β No, seriously, all those embarrassing, awkward, failed relationships and it turns out I was gay the whole time. Who knew? Oh, right―everybody. Strange how they only get around to telling you later. Yeah, you always knew, which is why you never said a goddamn thing. Which was, you know, why? That’s right: Expectation. No, doesn’t mean you need it to the elbow, or anything like that. But, you know, fuck expectation. And no, there is no pretty way under the sun to take it elbow-deep, but you know, most days the only person who can tell you how ridiculous you look getting off with someone impaled elbow-deep into your body is the person who looks even more pathetic for shoving elbow-deep into another human being, so as long as that’s what you want, don’t worry about it. And, for the record, the rocket science of driving to the elbow is simple and twofold: (1) It isn’t rocket science, for fuck sake. (2) Not everyone can take it elbow-deep, so, you know, be kind, be decent. You know. For fuck sake.

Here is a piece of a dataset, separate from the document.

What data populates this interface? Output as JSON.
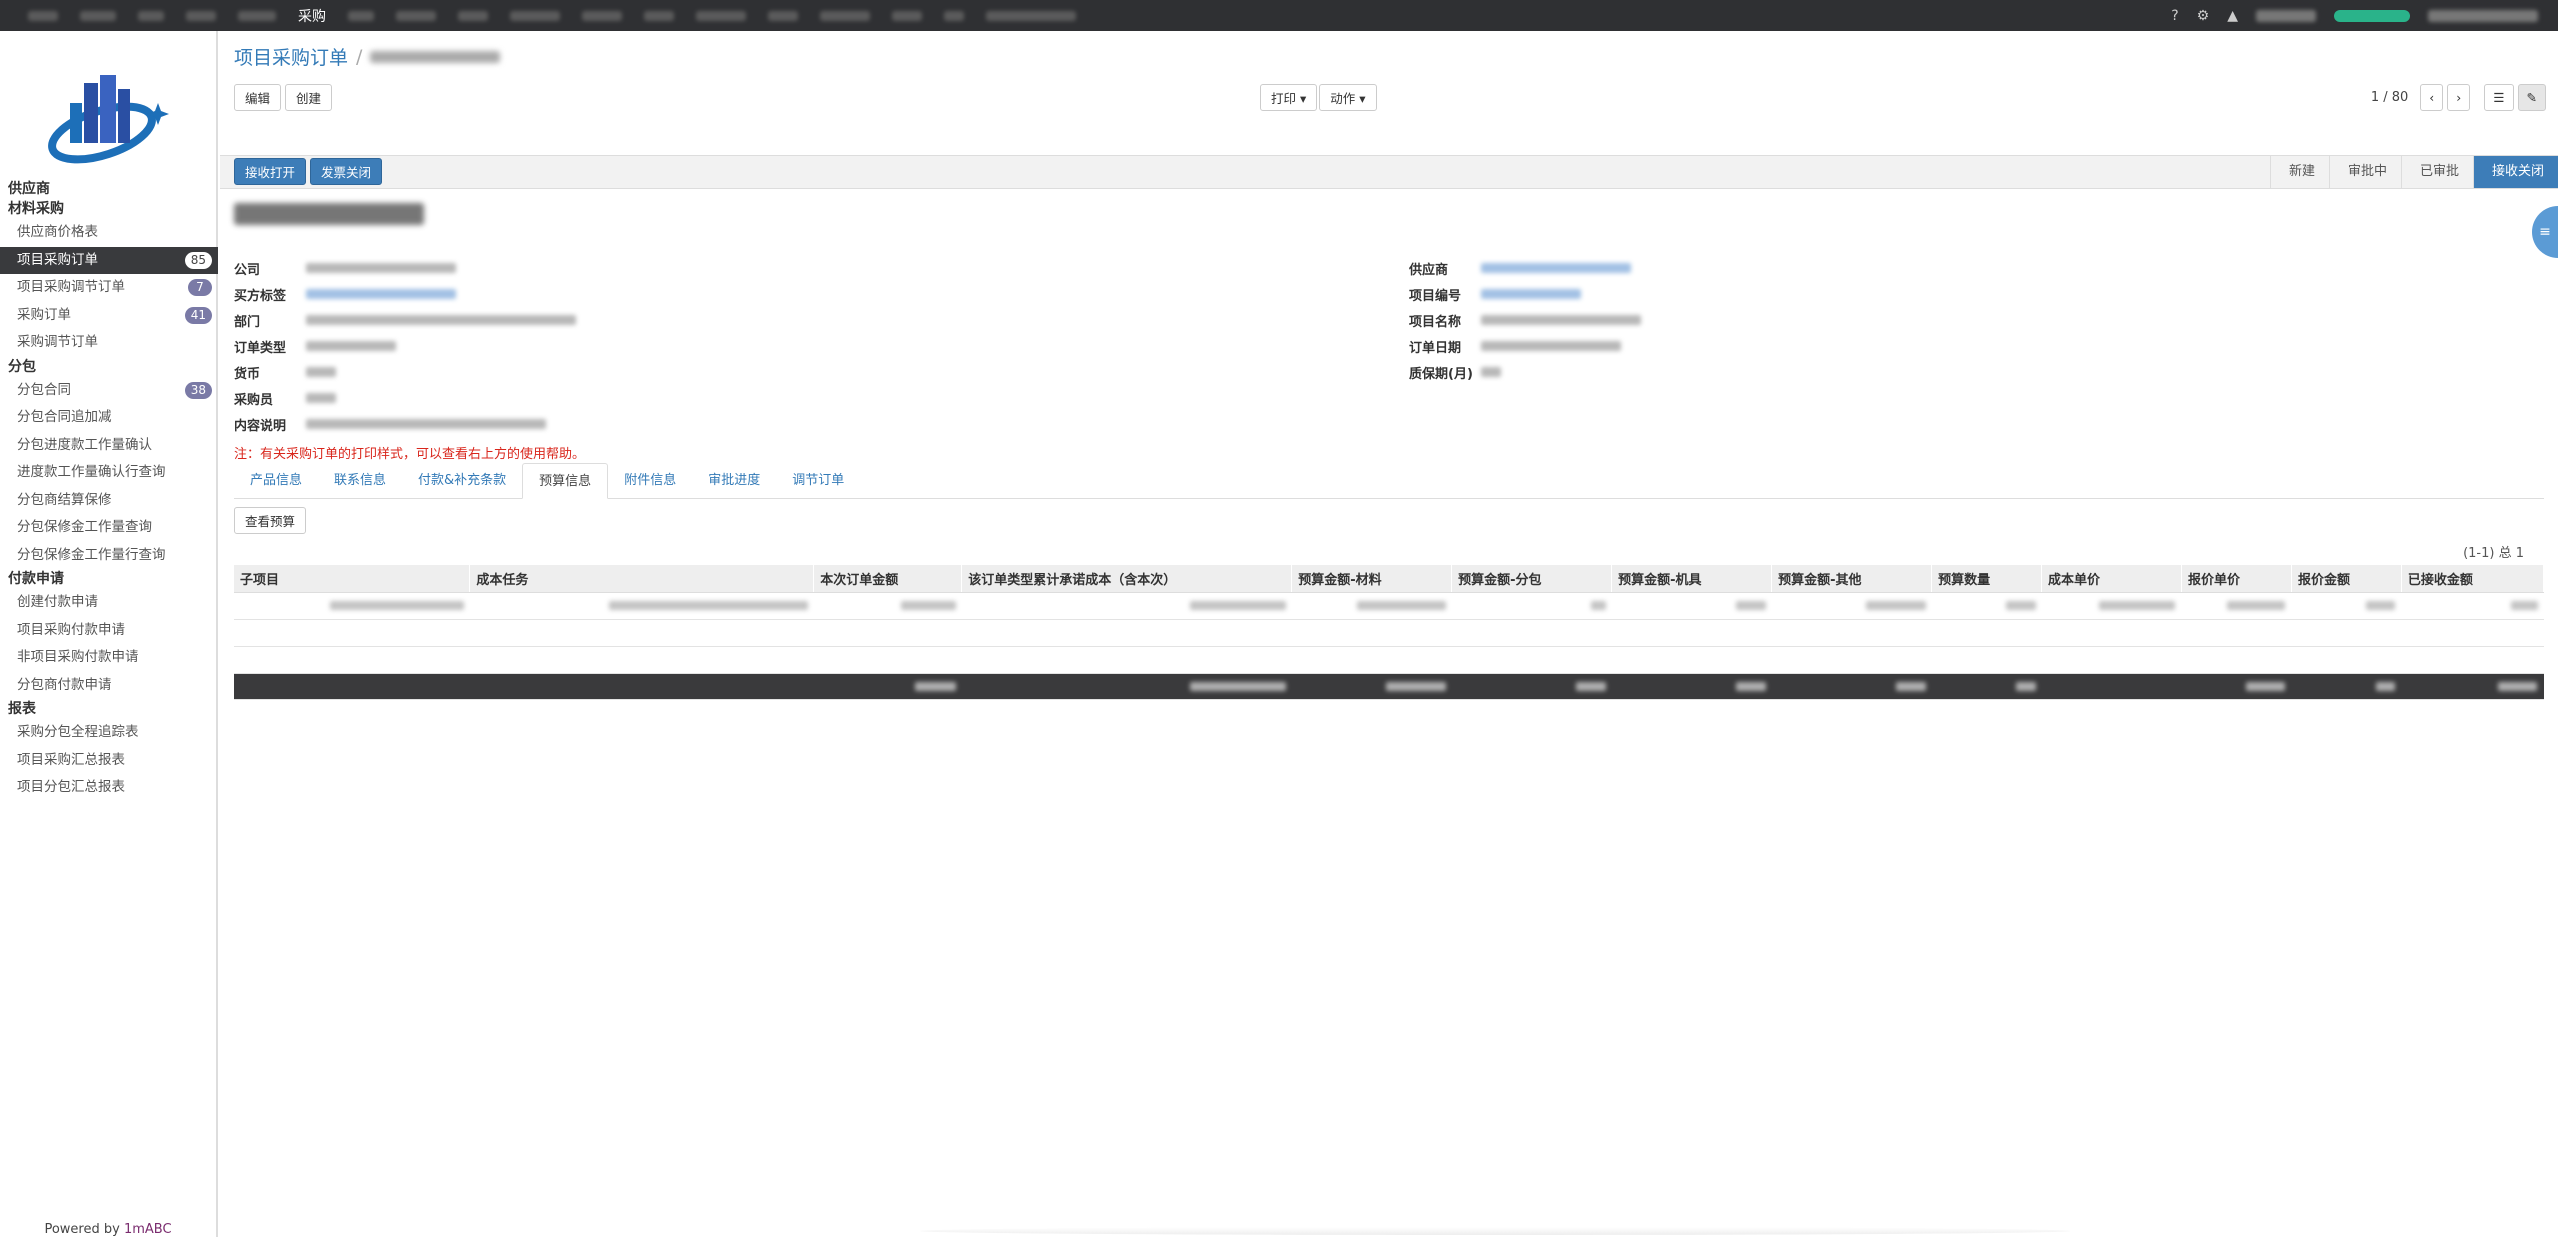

Basu, Tanya. “Adult Virgins Say They Don’t Want to Date Other Adult Virgins”. Science of Us. 4 April 2016.